“I actually didn’t sleep at all; I’ve been up all night,” said the senior wide receiver from Vernon just before seeing his father.
Gates was supposed to drive to the prison and pick up his father, but before he had the chance his cousin, who made the trip with him, had already picked him up.
Driving to the parking lot of the Robertson Unit, Gates spotted a familiar car coming from the prison and carrying his father. The car quickly pulled a U-turn and followed behind on a side road – and for the first time in 15 years, Gates laid eyes on his father.
“It was just relief,” Edmund said. “It was overwhelming, because it’s something I always wanted.”
Gates walked up to his father and shook his hand, but Edward Gates instead pulled his son in tight and held him for the first time in a long time.
“It’s a lot of emotions for me, because I have been gone so long and he was so young when I left, he was just a baby,” Edward Gates said.
Edward Gates was incarcerated in 1992 for his part in a murderÂ involving drugs in Wichita County. He was sentenced to 20 years in prison and 20 years without his son.
“I knew there was the possibility that I might not get out until 2012,” Edward said. “How could I tell a six year old that ‘you might be 24 or 26 when I get out.'”
He couldn’t and he didn’t. Every time he spoke with his son on the phone he said three simple things: I’m coming home soon, mind your mother, and mind your grandmother.
And Edmund did.
“I knew that I could follow his footsteps and it would be real easy,” Edmund said. “He had a lot of respect in our community.”
All Edmund would have needed to do to find trouble was mention his father’s name. But he heeded his fathers advice, kept his nose clean and went a different way.
However, Edmund was still tempted to fall into the lifestyle so many people he knew had already fallen into.
“Of course there were temptations,” Edmund said. “Me coming to Abilene Christian was my escape from the streets and just that type of lifestyle.”
It wasn’t just the temptations he had to ignore – it was the people who told him he was going to be just like his daddy.
“He told me he would hear this all day everyday ‘you’re just like your daddy, you’re going to do the same things as your daddy, you’re going to be in trouble,'” Edward said.
But in a letter Edmund wrote his father, he said he had gone the other way and had surprised them. He wasn’t just the chip off the old block like everyone had told him.
Edmund proved them wrong again when an unusual set of circumstances brought him to the university in 2007. When his cousin and former Wildcat Bernard Scott came to ACU to play football, Edmund decided to come with him. At the time, he was a basketball player in Vernon and figured he would follow his cousin and try to earn a spot on the basketball roster.
During the summer Edmund decided he would give football a try. The receiver approached head coach Chris Thomsen and asked if he could play football. After a tryout, Gates made the team and began to play that season.
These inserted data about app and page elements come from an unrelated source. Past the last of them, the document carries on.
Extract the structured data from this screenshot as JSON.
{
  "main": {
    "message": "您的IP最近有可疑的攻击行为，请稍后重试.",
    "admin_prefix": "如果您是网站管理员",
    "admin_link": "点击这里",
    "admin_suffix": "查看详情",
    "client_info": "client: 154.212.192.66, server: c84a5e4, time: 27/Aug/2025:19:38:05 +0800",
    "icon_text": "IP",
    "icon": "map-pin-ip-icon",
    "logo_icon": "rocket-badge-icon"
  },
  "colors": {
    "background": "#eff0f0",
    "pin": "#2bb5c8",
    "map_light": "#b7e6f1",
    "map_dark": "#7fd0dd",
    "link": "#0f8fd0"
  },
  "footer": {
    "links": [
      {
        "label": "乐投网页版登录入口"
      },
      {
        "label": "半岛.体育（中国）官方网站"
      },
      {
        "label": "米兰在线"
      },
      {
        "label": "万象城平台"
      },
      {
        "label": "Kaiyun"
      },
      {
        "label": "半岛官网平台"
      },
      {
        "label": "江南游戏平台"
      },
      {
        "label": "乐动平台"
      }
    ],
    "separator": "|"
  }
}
“He didn’t play high school football,” Thomsen said. “He was a basketball little five-feet nine-inches guy in high school.”
He has turned into much more than that, both as a player and as a man.
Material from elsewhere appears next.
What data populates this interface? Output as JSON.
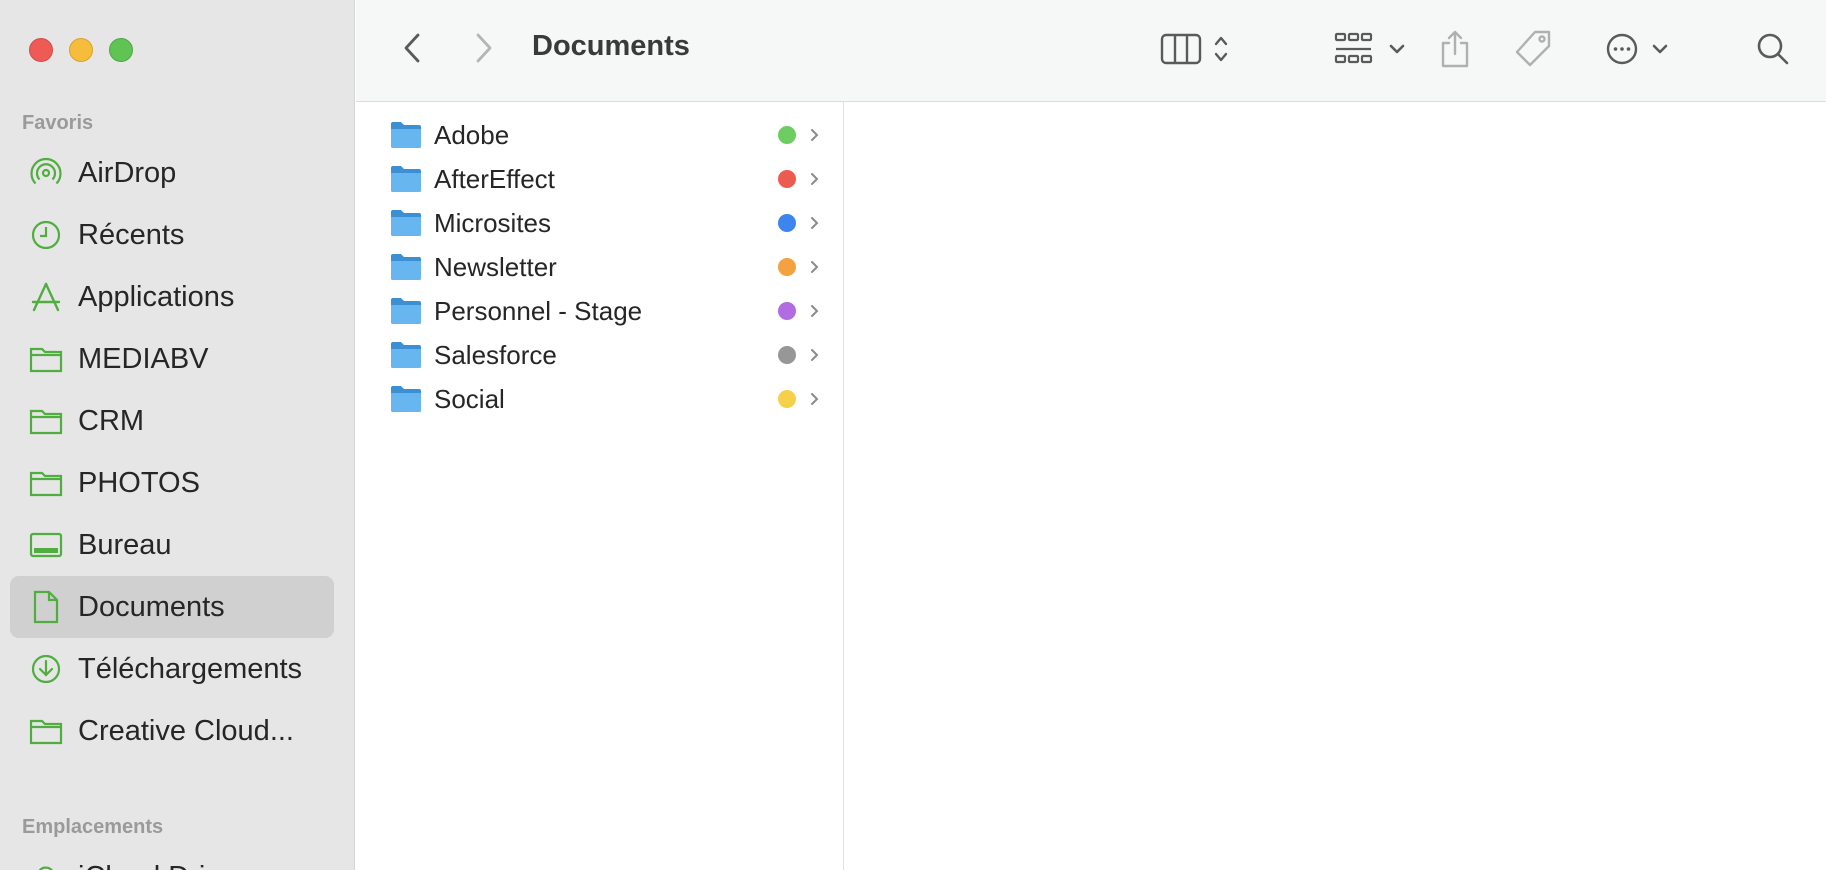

“I’ve seen him handle all kinds of situations, and I know he’ll handle this one just as well as all the others,” Thomsen said.
Edmund attributes his entire situation and his life – both the good and the bad – to being part of God’s plan, which he believes played a part in how his father was released.
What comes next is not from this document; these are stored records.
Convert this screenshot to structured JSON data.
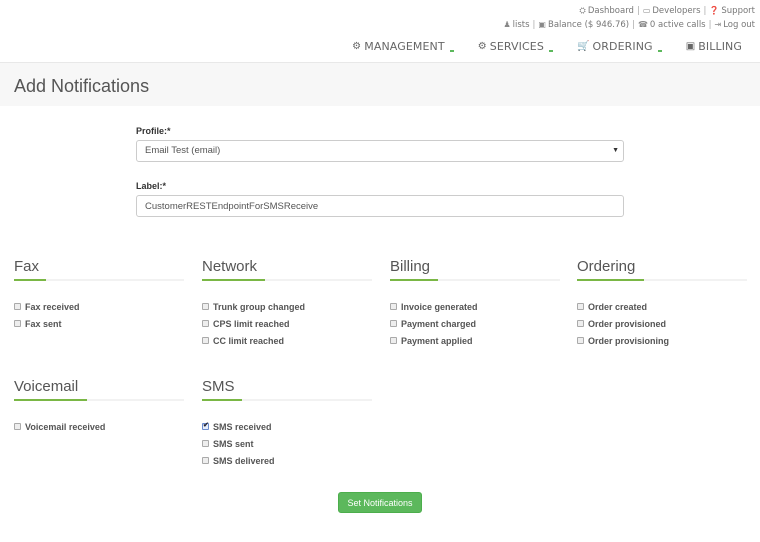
{
  "top_links": {
    "row1": [
      {
        "icon": "dashboard-icon",
        "glyph": "⛭",
        "label": "Dashboard"
      },
      {
        "icon": "developers-icon",
        "glyph": "▭",
        "label": "Developers"
      },
      {
        "icon": "support-icon",
        "glyph": "❓",
        "label": "Support"
      }
    ],
    "row2": [
      {
        "icon": "user-icon",
        "glyph": "♟",
        "label": "lists"
      },
      {
        "icon": "balance-icon",
        "glyph": "▣",
        "label": "Balance ($ 946.76)"
      },
      {
        "icon": "phone-icon",
        "glyph": "☎",
        "label": "0 active calls"
      },
      {
        "icon": "logout-icon",
        "glyph": "⇥",
        "label": "Log out"
      }
    ]
  },
  "main_nav": [
    {
      "icon": "management-icon",
      "glyph": "⚙",
      "label": "MANAGEMENT",
      "dropdown": true
    },
    {
      "icon": "services-icon",
      "glyph": "⚙",
      "label": "SERVICES",
      "dropdown": true
    },
    {
      "icon": "cart-icon",
      "glyph": "🛒",
      "label": "ORDERING",
      "dropdown": true
    },
    {
      "icon": "billing-icon",
      "glyph": "▣",
      "label": "BILLING",
      "dropdown": false
    }
  ],
  "page": {
    "title": "Add Notifications"
  },
  "form": {
    "profile_label": "Profile:*",
    "profile_value": "Email Test (email)",
    "label_label": "Label:*",
    "label_value": "CustomerRESTEndpointForSMSReceive"
  },
  "sections": [
    {
      "title": "Fax",
      "items": [
        {
          "label": "Fax received",
          "checked": false
        },
        {
          "label": "Fax sent",
          "checked": false
        }
      ]
    },
    {
      "title": "Network",
      "items": [
        {
          "label": "Trunk group changed",
          "checked": false
        },
        {
          "label": "CPS limit reached",
          "checked": false
        },
        {
          "label": "CC limit reached",
          "checked": false
        }
      ]
    },
    {
      "title": "Billing",
      "items": [
        {
          "label": "Invoice generated",
          "checked": false
        },
        {
          "label": "Payment charged",
          "checked": false
        },
        {
          "label": "Payment applied",
          "checked": false
        }
      ]
    },
    {
      "title": "Ordering",
      "items": [
        {
          "label": "Order created",
          "checked": false
        },
        {
          "label": "Order provisioned",
          "checked": false
        },
        {
          "label": "Order provisioning",
          "checked": false
        }
      ]
    },
    {
      "title": "Voicemail",
      "items": [
        {
          "label": "Voicemail received",
          "checked": false
        }
      ]
    },
    {
      "title": "SMS",
      "items": [
        {
          "label": "SMS received",
          "checked": true
        },
        {
          "label": "SMS sent",
          "checked": false
        },
        {
          "label": "SMS delivered",
          "checked": false
        }
      ]
    }
  ],
  "submit_label": "Set Notifications",
  "colors": {
    "accent": "#7ab745",
    "button": "#5cb85c"
  }
}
Edmund was ready to meet his father as soon as he heard the news nearly two weeks ago that his father would be released in Huntsville. A week-and-a-half later Edmund learned his father would be released Oct. 20 in Abilene.
Edward never requested to be released in the city where his son lives and plays football, but that’s how it worked out.
“I thought about it and said ‘it’s a blessing from God,'” Edward said.
After 18 years of only seeing him inside prison walls, Edmund will finally look up in the stands one Saturday and see his father.
“I always knew that one day he would show up,” Edmund said.